If I happened to go on a date and decided I was not interested, people reacted as though I was missing the last ship off Single Island. I was told to not be too picky, apparently wanting butterflies was asking too much. Maybe I was enjoying my time on the Island, sipping on cocktails.
I wanted to scream, “I’m single, not desperate!”
Even my landlord upon handing me the keys to my new studio apartment asked if he should make me a spare for my boyfriend. When I said I had no boyfriend, he responded, “Why no boyfriend, you’re so pretty?”
Maybe I am just crazy then! I sarcastically thought. Apparently, moving in by myself was only a few cats short of sealing my fate to be the “lonely cat lady.”
Like everything else, being single has its rough spots. There was a time in my life when I had bought in to this idea, the idea that I was missing something if I was not in a relationship. The idea that I was only worthy of love if someone validated it. The thought that I might never find somebody still creeps up on me and admittedly, scares me. However, despite the self-defeating thoughts I still know I want a magnificent kind of love and I am too stubborn to settle for just anyone, regardless of the social pressure.

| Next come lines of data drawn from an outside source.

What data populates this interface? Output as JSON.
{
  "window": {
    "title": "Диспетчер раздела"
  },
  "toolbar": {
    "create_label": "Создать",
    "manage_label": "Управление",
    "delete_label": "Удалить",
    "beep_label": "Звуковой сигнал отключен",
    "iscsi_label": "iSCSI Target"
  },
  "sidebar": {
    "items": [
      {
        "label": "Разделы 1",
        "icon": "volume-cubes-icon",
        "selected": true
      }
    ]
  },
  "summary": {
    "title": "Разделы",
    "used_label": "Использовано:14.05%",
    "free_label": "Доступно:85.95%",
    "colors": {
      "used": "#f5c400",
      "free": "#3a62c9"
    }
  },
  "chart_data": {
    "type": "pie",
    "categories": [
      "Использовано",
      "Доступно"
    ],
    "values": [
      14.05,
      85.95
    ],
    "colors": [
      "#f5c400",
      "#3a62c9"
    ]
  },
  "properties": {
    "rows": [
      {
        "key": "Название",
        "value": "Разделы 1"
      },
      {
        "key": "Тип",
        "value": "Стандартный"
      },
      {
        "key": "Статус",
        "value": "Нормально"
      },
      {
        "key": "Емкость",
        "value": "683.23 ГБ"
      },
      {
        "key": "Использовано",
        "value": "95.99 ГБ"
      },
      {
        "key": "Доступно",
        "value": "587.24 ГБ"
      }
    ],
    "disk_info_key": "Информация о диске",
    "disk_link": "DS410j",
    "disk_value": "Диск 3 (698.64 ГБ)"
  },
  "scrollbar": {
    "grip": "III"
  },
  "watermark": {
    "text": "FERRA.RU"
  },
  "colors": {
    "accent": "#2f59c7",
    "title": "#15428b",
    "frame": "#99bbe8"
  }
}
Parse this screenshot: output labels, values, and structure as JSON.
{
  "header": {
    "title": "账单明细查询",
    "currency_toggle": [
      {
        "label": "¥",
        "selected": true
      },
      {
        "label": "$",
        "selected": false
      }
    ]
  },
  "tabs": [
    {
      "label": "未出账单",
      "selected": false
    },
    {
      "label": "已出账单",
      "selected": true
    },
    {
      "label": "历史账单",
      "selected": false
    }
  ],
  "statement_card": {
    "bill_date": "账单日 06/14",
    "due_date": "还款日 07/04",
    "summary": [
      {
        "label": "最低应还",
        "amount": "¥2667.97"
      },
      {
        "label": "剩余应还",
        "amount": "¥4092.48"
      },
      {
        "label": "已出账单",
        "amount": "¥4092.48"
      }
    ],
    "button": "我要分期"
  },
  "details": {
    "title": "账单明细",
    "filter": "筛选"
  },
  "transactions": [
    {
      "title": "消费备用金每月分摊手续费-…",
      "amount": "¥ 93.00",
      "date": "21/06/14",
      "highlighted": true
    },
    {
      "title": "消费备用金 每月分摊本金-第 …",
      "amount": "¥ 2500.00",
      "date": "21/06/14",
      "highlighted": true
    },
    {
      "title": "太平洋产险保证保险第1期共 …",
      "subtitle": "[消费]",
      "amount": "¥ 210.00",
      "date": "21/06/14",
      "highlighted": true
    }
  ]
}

When I moved in by myself, I made a conscious choice to embrace being alone and to face this fear. I quickly realized things were going to be just fine.
Maybe I am crazy, but at 26 years old, I am more comfortable and in love with myself than I have ever been. I don’t need a relationship to be happy. I am already in the best relationship I can be in, with myself. I make myself breakfast in bed and go on trips alone, I know how to sweep myself off own my feet (it’s a tricky balancing act, but it can be done)! I have the best time just embracing the life I am fortunate enough to live and with social media I don’t need a boyfriend, I can share my life with the world. Meeting someone would be nice, but I just don’t need it to happen every time I step out my door or go out to a bar.
I am single, not broken. I don’t need fixing by means of a relationship.
Despite the disbelief, I am happy and alone.
Love elephant and want to go steady?
Editorial Assistant: Kathryn Muyskens/Editor: Catherine Monkman